As for a "crisis", do you need a paperbag to breath into? No crisis was reported, simply a road that was closed by the USFS based on hard science for the benefit of game populations has now been re-opened at taxpayer expense. If you educate yourself rather than go off half-cocked, the article and it links describe the effect on bear populations is not motor vehicle vs bear collisions.

Be careful of identity politics. God gave you a brain and critical thinking skills.
Don't waste them.

Christopher S. - posted 1 month ago on 02-07-2020 11:42:56 pm
goHUNT INSIDER

Clutch, tell us all how a gated road corridor less than 6 miles long is going to increase vehicle/ bear collisions. I'll wait. You're obviously a Y2Y proponent and most likely a BHA supporter. Once again, fabricated crisis over a gated road corridor closed to the public. Maybe mtn bikers will run over a few, eh?

Clutch C. - posted 1 month ago on 02-07-2020 07:23:46 pm
WY & Argentina

Christopher S.

The concern is not that it is going to block bears.
The concern is that the fatality rate increases along roadway corridors.

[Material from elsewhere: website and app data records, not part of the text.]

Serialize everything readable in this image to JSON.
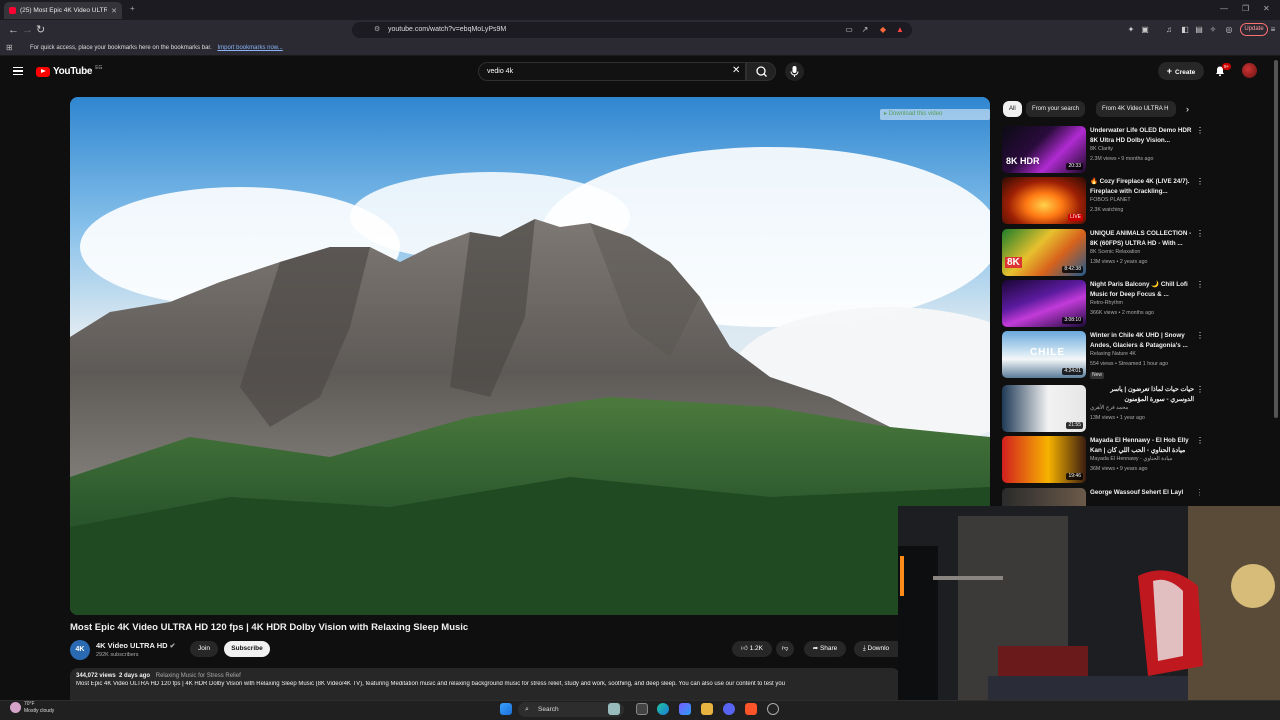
{
  "browser": {
    "tab_title": "(25) Most Epic 4K Video ULTRA H",
    "url": "youtube.com/watch?v=ebqMoLyPs9M",
    "update_label": "Update",
    "bookmarks_hint": "For quick access, place your bookmarks here on the bookmarks bar.",
    "bookmarks_link": "Import bookmarks now..."
  },
  "header": {
    "logo_text": "YouTube",
    "logo_country": "EG",
    "search_value": "vedio 4k",
    "create_label": "Create",
    "notification_count": "9+"
  },
  "player": {
    "download_overlay": "Download this video"
  },
  "video": {
    "title": "Most Epic 4K Video ULTRA HD 120 fps | 4K HDR Dolby Vision with Relaxing Sleep Music",
    "channel_avatar_text": "4K",
    "channel_name": "4K Video ULTRA HD",
    "subscribers": "292K subscribers",
    "join_label": "Join",
    "subscribe_label": "Subscribe",
    "likes": "1.2K",
    "share_label": "Share",
    "download_label": "Downlo",
    "views": "344,072 views",
    "age": "2 days ago",
    "hashtag": "Relaxing Music for Stress Relief",
    "description": "Most Epic 4K Video ULTRA HD 120 fps | 4K HDR Dolby Vision with Relaxing Sleep Music (8K Video/4K TV), featuring Meditation music and relaxing background music for stress relief, study and work, soothing, and deep sleep. You can also use our content to test you"
  },
  "chips": [
    "All",
    "From your search",
    "From 4K Video ULTRA H"
  ],
  "recommendations": [
    {
      "title": "Underwater Life OLED Demo HDR 8K Ultra HD Dolby Vision...",
      "channel": "8K Clarity",
      "meta": "2.3M views • 9 months ago",
      "duration": "20:33",
      "live": false,
      "new": ""
    },
    {
      "title": "🔥 Cozy Fireplace 4K (LIVE 24/7). Fireplace with Crackling...",
      "channel": "FOBOS PLANET",
      "meta": "2.3K watching",
      "duration": "LIVE",
      "live": true,
      "new": ""
    },
    {
      "title": "UNIQUE ANIMALS COLLECTION - 8K (60FPS) ULTRA HD - With ...",
      "channel": "8K Scenic Relaxation",
      "meta": "13M views • 2 years ago",
      "duration": "8:42:38",
      "live": false,
      "new": ""
    },
    {
      "title": "Night Paris Balcony 🌙 Chill Lofi Music for Deep Focus & ...",
      "channel": "Retro-Rhythm",
      "meta": "366K views • 2 months ago",
      "duration": "3:08:10",
      "live": false,
      "new": ""
    },
    {
      "title": "Winter in Chile 4K UHD | Snowy Andes, Glaciers & Patagonia's ...",
      "channel": "Relaxing Nature 4K",
      "meta": "554 views • Streamed 1 hour ago",
      "duration": "4:24:01",
      "live": false,
      "new": "New"
    },
    {
      "title": "حيات حيات لماذا تعرضون | ياسر الدوسري - سورة المؤمنون",
      "channel": "محمد فرج الأهري",
      "meta": "13M views • 1 year ago",
      "duration": "21:55",
      "live": false,
      "new": ""
    },
    {
      "title": "Mayada El Hennawy - El Hob Elly Kan | ميادة الحناوي - الحب اللي كان",
      "channel": "Mayada El Hennawy - ميادة الحناوي",
      "meta": "36M views • 9 years ago",
      "duration": "19:46",
      "live": false,
      "new": ""
    },
    {
      "title": "George Wassouf Sehert El Layl",
      "channel": "",
      "meta": "",
      "duration": "",
      "live": false,
      "new": ""
    }
  ],
  "taskbar": {
    "temperature": "70°F",
    "weather": "Mostly cloudy",
    "search_label": "Search"
  },
  "colors": {
    "background": "#0f0f0f",
    "accent_red": "#ff0000",
    "surface": "#272727"
  }
}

On second thought, just keep inventing your own narrative against those “Greenies” since its alot more fun to read.

Christopher S. - posted 1 month ago on 02-07-2020 10:28:23 am
goHUNT INSIDER

Gotta love the greenies logic. This 5.6mi road is going to block travel by bears along the whole ecosystem that stretches hundreds of miles. The bears will use that road more than DHS. Oh the sensationalism.

Clutch C. - posted 1 month ago on 02-06-2020 11:54:11 pm
WY & Argentina

Sounds like a big waste of my tax dollars to open a road which will not be open to the public nor will “Agents be going back & forth on it” and will have a seasonal closure for 5-6 months every winter.

It certainly does not sound necessary. I remember back when the Republican Party practiced fiscal conservatism.

matthew a. - posted 1 month ago on 02-06-2020 04:46:51 pm
Sheridan, WY
goHUNT INSIDER

Forget hunting, grizzlies, or wildlife in general. DHS mission includes protecting our borders from terrorists - lets support the men and women trying to keep us safe. This is something that we (stupid anti-hunters and stupid hunters) should be united in.

Nicholas W. - posted 1 month ago on 02-06-2020 10:13:06 am
Williston, ND
goHUNT INSIDER

Well, IMO Grizzlies are not endangered anymore and need to be hunted. I would like to see that road opened to the public, and to hunters. The only threat to the wildlife is still considering the Grizzly Bear endangered.